Indefinite. Restriction lift date: 10000-01-01
Realisable climate change narratives in public discourse: an East/West comparative analysis of environmental, social, and corporate governance (ESG) as a response to global climate change
Whelan, Cian Michael
University College Cork

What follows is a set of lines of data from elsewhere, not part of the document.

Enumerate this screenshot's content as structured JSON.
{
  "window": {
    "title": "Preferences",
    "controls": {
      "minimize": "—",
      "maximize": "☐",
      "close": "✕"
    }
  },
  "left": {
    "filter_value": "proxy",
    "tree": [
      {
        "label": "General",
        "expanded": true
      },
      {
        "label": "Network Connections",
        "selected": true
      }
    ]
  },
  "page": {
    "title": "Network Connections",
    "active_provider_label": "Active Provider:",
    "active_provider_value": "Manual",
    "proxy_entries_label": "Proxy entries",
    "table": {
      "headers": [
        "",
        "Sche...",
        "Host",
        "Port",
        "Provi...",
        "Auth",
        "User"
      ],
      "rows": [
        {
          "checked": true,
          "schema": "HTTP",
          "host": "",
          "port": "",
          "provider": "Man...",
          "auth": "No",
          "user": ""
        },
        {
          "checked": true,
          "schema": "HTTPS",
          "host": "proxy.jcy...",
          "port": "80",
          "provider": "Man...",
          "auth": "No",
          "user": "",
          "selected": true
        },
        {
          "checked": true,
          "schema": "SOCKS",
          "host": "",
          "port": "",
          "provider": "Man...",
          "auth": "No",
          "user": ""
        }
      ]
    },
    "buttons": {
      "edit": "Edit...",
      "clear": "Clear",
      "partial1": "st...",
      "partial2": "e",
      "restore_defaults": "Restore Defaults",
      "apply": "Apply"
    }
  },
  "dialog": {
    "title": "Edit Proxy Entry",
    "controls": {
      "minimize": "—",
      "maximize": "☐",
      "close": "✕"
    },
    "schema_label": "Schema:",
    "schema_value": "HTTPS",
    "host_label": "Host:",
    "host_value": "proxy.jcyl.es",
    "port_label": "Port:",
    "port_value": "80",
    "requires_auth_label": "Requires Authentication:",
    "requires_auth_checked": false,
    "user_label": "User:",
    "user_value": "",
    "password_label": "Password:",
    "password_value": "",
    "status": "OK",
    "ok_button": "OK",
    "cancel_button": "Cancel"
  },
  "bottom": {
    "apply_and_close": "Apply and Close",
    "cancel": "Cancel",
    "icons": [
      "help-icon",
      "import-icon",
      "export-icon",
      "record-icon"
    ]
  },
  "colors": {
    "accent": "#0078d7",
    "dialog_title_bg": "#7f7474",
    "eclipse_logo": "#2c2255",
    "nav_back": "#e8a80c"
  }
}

This thesis looks at how non-experts develop an opinion on climate change, and how those opinions could be changed by public discourse. I use Hubert Dreyfus’ account of skill acquisition to distinguish between experts and non-experts. I then use a combination of Walter Fisher’s narrative paradigm and the hermeneutics of Paul Ricœur to explore how non-experts form opinions, and how public narratives can provide a point of critique. In order to develop robust narratives, they must be financially realistic. I therefore consider the burgeoning field of environmental, social, and corporate governance (ESG) analysis as a way of informing realistic public narratives. I identify a potential problem with this approach: the Western assumptions of ESG analysis might make for public narratives that are not convincing to a non-Western audience. I then demonstrate how elements of the Chinese tradition, the Confucian, Neo-Confucian, and Daoist schools, as presented by David Hall and Roger Ames, can provide alternative assumptions to ESG analysis so that the public narratives will be more culturally adaptable. This research contributes to the discipline by bringing disparate traditions together in a unique way, into a practical project with a view towards applications. I conclude by considering avenues for further research.
Paul Ricoeur , Sustainability , ESG , Comparative philosophy , Continental philosophy , Chinese philosophy , Climate change , Public discourse , Philosophy of finance , Environmental, social, and corporate governance , Responsible investing
Whelan, C. M. 2016. Realisable climate change narratives in public discourse: an East/West comparative analysis of environmental, social, and corporate governance (ESG) as a response to global climate change. PhD Thesis, University College Cork.